WHAT THE EXERCISE ASKS
All of the records should be given back exactly and in full.

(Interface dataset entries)
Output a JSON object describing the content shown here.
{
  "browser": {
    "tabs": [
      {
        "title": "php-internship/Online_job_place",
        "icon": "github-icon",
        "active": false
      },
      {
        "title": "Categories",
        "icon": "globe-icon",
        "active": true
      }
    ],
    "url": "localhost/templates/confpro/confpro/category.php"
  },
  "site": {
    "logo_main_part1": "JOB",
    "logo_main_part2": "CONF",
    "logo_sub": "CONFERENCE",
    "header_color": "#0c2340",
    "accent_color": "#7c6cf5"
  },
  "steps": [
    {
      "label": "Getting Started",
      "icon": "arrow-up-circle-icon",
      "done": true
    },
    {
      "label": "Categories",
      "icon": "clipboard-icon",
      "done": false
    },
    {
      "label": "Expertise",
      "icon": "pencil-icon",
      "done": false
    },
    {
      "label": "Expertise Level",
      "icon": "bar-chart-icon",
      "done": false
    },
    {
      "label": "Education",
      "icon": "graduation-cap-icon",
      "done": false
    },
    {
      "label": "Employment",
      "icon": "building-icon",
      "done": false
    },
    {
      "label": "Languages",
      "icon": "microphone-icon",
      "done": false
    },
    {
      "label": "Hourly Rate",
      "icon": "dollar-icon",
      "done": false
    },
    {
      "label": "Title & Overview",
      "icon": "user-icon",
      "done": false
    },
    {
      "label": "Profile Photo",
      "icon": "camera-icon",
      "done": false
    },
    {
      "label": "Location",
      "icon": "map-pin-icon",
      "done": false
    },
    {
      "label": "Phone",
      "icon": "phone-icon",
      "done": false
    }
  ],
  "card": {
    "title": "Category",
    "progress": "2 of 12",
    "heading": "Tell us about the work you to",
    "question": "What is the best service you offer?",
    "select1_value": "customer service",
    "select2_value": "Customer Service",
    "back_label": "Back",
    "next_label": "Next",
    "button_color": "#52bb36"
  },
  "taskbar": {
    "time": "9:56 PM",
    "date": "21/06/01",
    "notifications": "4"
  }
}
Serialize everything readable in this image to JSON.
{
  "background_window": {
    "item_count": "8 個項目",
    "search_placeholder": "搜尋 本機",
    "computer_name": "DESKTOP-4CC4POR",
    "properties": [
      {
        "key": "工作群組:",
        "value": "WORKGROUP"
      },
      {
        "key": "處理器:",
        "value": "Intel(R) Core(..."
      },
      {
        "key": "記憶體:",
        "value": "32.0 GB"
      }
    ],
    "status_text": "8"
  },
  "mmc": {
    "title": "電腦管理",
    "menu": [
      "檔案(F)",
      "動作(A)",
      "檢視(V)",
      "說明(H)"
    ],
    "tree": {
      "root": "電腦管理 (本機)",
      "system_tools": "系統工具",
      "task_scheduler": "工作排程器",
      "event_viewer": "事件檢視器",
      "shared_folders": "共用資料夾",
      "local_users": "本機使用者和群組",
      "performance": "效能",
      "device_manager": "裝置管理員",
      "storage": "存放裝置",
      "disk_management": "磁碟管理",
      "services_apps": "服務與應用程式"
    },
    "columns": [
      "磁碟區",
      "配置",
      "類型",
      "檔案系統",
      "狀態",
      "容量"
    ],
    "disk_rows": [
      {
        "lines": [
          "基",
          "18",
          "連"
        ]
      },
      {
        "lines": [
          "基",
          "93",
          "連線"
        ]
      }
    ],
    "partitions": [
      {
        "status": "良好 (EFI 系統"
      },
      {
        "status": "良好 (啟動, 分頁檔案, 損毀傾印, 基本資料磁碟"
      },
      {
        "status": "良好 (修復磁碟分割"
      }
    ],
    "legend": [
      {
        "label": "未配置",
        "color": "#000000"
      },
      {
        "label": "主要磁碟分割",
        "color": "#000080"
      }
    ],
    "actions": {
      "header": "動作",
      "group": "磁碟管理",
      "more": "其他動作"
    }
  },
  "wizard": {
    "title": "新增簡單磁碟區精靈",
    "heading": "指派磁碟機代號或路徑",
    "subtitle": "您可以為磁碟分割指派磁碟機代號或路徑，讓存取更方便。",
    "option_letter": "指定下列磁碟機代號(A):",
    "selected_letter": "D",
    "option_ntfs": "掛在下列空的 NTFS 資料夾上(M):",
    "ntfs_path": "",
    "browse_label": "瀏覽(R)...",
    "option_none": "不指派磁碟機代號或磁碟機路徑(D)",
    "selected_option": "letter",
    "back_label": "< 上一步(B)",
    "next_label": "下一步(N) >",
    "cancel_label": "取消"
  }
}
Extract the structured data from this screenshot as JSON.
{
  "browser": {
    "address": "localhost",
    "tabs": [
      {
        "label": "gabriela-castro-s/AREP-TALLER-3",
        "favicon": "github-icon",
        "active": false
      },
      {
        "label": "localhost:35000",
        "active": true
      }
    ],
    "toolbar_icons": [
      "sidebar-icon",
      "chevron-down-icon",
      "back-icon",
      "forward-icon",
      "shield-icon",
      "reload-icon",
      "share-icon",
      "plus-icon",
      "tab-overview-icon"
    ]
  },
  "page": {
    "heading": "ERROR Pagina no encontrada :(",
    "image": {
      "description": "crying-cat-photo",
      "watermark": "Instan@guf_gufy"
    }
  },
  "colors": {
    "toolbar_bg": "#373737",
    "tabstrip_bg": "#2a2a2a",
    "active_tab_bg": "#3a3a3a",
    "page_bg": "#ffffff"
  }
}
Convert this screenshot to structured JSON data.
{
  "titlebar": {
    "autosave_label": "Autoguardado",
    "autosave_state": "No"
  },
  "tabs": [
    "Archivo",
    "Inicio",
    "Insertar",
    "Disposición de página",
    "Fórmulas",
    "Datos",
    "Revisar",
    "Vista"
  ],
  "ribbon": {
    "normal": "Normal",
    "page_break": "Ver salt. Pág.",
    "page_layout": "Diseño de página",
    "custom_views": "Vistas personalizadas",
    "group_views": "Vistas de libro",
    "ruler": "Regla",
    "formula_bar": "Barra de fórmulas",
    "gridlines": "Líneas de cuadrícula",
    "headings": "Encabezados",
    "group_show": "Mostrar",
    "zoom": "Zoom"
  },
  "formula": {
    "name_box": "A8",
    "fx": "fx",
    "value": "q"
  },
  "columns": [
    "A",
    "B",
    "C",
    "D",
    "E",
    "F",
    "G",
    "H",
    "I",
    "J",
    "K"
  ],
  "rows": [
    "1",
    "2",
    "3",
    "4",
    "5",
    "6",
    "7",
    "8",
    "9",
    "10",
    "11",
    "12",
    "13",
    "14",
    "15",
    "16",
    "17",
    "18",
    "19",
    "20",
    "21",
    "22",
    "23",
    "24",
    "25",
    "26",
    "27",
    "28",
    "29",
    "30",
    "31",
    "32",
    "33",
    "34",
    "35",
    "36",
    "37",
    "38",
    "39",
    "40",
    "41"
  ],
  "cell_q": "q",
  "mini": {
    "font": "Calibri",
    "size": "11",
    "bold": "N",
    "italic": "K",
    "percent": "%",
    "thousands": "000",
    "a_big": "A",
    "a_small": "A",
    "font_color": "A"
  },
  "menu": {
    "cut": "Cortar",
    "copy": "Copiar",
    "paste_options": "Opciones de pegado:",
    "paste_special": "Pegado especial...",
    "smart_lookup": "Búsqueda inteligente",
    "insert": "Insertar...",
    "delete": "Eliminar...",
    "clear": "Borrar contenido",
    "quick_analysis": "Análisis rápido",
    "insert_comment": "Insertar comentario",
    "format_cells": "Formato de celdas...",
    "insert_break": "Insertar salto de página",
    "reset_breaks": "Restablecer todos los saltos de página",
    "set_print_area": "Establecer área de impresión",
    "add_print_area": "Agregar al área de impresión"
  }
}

EXPECTED ANSWER
Output a JSON object describing the content shown here.
{
  "browser": {
    "tabs": [
      {
        "title": "php-internship/Online_job_place",
        "icon": "github-icon",
        "active": false
      },
      {
        "title": "Categories",
        "icon": "globe-icon",
        "active": true
      }
    ],
    "url": "localhost/templates/confpro/confpro/category.php"
  },
  "site": {
    "logo_main_part1": "JOB",
    "logo_main_part2": "CONF",
    "logo_sub": "CONFERENCE",
    "header_color": "#0c2340",
    "accent_color": "#7c6cf5"
  },
  "steps": [
    {
      "label": "Getting Started",
      "icon": "arrow-up-circle-icon",
      "done": true
    },
    {
      "label": "Categories",
      "icon": "clipboard-icon",
      "done": false
    },
    {
      "label": "Expertise",
      "icon": "pencil-icon",
      "done": false
    },
    {
      "label": "Expertise Level",
      "icon": "bar-chart-icon",
      "done": false
    },
    {
      "label": "Education",
      "icon": "graduation-cap-icon",
      "done": false
    },
    {
      "label": "Employment",
      "icon": "building-icon",
      "done": false
    },
    {
      "label": "Languages",
      "icon": "microphone-icon",
      "done": false
    },
    {
      "label": "Hourly Rate",
      "icon": "dollar-icon",
      "done": false
    },
    {
      "label": "Title & Overview",
      "icon": "user-icon",
      "done": false
    },
    {
      "label": "Profile Photo",
      "icon": "camera-icon",
      "done": false
    },
    {
      "label": "Location",
      "icon": "map-pin-icon",
      "done": false
    },
    {
      "label": "Phone",
      "icon": "phone-icon",
      "done": false
    }
  ],
  "card": {
    "title": "Category",
    "progress": "2 of 12",
    "heading": "Tell us about the work you to",
    "question": "What is the best service you offer?",
    "select1_value": "customer service",
    "select2_value": "Customer Service",
    "back_label": "Back",
    "next_label": "Next",
    "button_color": "#52bb36"
  },
  "taskbar": {
    "time": "9:56 PM",
    "date": "21/06/01",
    "notifications": "4"
  }
}
Serialize everything readable in this image to JSON.
{
  "background_window": {
    "item_count": "8 個項目",
    "search_placeholder": "搜尋 本機",
    "computer_name": "DESKTOP-4CC4POR",
    "properties": [
      {
        "key": "工作群組:",
        "value": "WORKGROUP"
      },
      {
        "key": "處理器:",
        "value": "Intel(R) Core(..."
      },
      {
        "key": "記憶體:",
        "value": "32.0 GB"
      }
    ],
    "status_text": "8"
  },
  "mmc": {
    "title": "電腦管理",
    "menu": [
      "檔案(F)",
      "動作(A)",
      "檢視(V)",
      "說明(H)"
    ],
    "tree": {
      "root": "電腦管理 (本機)",
      "system_tools": "系統工具",
      "task_scheduler": "工作排程器",
      "event_viewer": "事件檢視器",
      "shared_folders": "共用資料夾",
      "local_users": "本機使用者和群組",
      "performance": "效能",
      "device_manager": "裝置管理員",
      "storage": "存放裝置",
      "disk_management": "磁碟管理",
      "services_apps": "服務與應用程式"
    },
    "columns": [
      "磁碟區",
      "配置",
      "類型",
      "檔案系統",
      "狀態",
      "容量"
    ],
    "disk_rows": [
      {
        "lines": [
          "基",
          "18",
          "連"
        ]
      },
      {
        "lines": [
          "基",
          "93",
          "連線"
        ]
      }
    ],
    "partitions": [
      {
        "status": "良好 (EFI 系統"
      },
      {
        "status": "良好 (啟動, 分頁檔案, 損毀傾印, 基本資料磁碟"
      },
      {
        "status": "良好 (修復磁碟分割"
      }
    ],
    "legend": [
      {
        "label": "未配置",
        "color": "#000000"
      },
      {
        "label": "主要磁碟分割",
        "color": "#000080"
      }
    ],
    "actions": {
      "header": "動作",
      "group": "磁碟管理",
      "more": "其他動作"
    }
  },
  "wizard": {
    "title": "新增簡單磁碟區精靈",
    "heading": "指派磁碟機代號或路徑",
    "subtitle": "您可以為磁碟分割指派磁碟機代號或路徑，讓存取更方便。",
    "option_letter": "指定下列磁碟機代號(A):",
    "selected_letter": "D",
    "option_ntfs": "掛在下列空的 NTFS 資料夾上(M):",
    "ntfs_path": "",
    "browse_label": "瀏覽(R)...",
    "option_none": "不指派磁碟機代號或磁碟機路徑(D)",
    "selected_option": "letter",
    "back_label": "< 上一步(B)",
    "next_label": "下一步(N) >",
    "cancel_label": "取消"
  }
}
Extract the structured data from this screenshot as JSON.
{
  "browser": {
    "address": "localhost",
    "tabs": [
      {
        "label": "gabriela-castro-s/AREP-TALLER-3",
        "favicon": "github-icon",
        "active": false
      },
      {
        "label": "localhost:35000",
        "active": true
      }
    ],
    "toolbar_icons": [
      "sidebar-icon",
      "chevron-down-icon",
      "back-icon",
      "forward-icon",
      "shield-icon",
      "reload-icon",
      "share-icon",
      "plus-icon",
      "tab-overview-icon"
    ]
  },
  "page": {
    "heading": "ERROR Pagina no encontrada :(",
    "image": {
      "description": "crying-cat-photo",
      "watermark": "Instan@guf_gufy"
    }
  },
  "colors": {
    "toolbar_bg": "#373737",
    "tabstrip_bg": "#2a2a2a",
    "active_tab_bg": "#3a3a3a",
    "page_bg": "#ffffff"
  }
}
Convert this screenshot to structured JSON data.
{
  "titlebar": {
    "autosave_label": "Autoguardado",
    "autosave_state": "No"
  },
  "tabs": [
    "Archivo",
    "Inicio",
    "Insertar",
    "Disposición de página",
    "Fórmulas",
    "Datos",
    "Revisar",
    "Vista"
  ],
  "ribbon": {
    "normal": "Normal",
    "page_break": "Ver salt. Pág.",
    "page_layout": "Diseño de página",
    "custom_views": "Vistas personalizadas",
    "group_views": "Vistas de libro",
    "ruler": "Regla",
    "formula_bar": "Barra de fórmulas",
    "gridlines": "Líneas de cuadrícula",
    "headings": "Encabezados",
    "group_show": "Mostrar",
    "zoom": "Zoom"
  },
  "formula": {
    "name_box": "A8",
    "fx": "fx",
    "value": "q"
  },
  "columns": [
    "A",
    "B",
    "C",
    "D",
    "E",
    "F",
    "G",
    "H",
    "I",
    "J",
    "K"
  ],
  "rows": [
    "1",
    "2",
    "3",
    "4",
    "5",
    "6",
    "7",
    "8",
    "9",
    "10",
    "11",
    "12",
    "13",
    "14",
    "15",
    "16",
    "17",
    "18",
    "19",
    "20",
    "21",
    "22",
    "23",
    "24",
    "25",
    "26",
    "27",
    "28",
    "29",
    "30",
    "31",
    "32",
    "33",
    "34",
    "35",
    "36",
    "37",
    "38",
    "39",
    "40",
    "41"
  ],
  "cell_q": "q",
  "mini": {
    "font": "Calibri",
    "size": "11",
    "bold": "N",
    "italic": "K",
    "percent": "%",
    "thousands": "000",
    "a_big": "A",
    "a_small": "A",
    "font_color": "A"
  },
  "menu": {
    "cut": "Cortar",
    "copy": "Copiar",
    "paste_options": "Opciones de pegado:",
    "paste_special": "Pegado especial...",
    "smart_lookup": "Búsqueda inteligente",
    "insert": "Insertar...",
    "delete": "Eliminar...",
    "clear": "Borrar contenido",
    "quick_analysis": "Análisis rápido",
    "insert_comment": "Insertar comentario",
    "format_cells": "Formato de celdas...",
    "insert_break": "Insertar salto de página",
    "reset_breaks": "Restablecer todos los saltos de página",
    "set_print_area": "Establecer área de impresión",
    "add_print_area": "Agregar al área de impresión"
  }
}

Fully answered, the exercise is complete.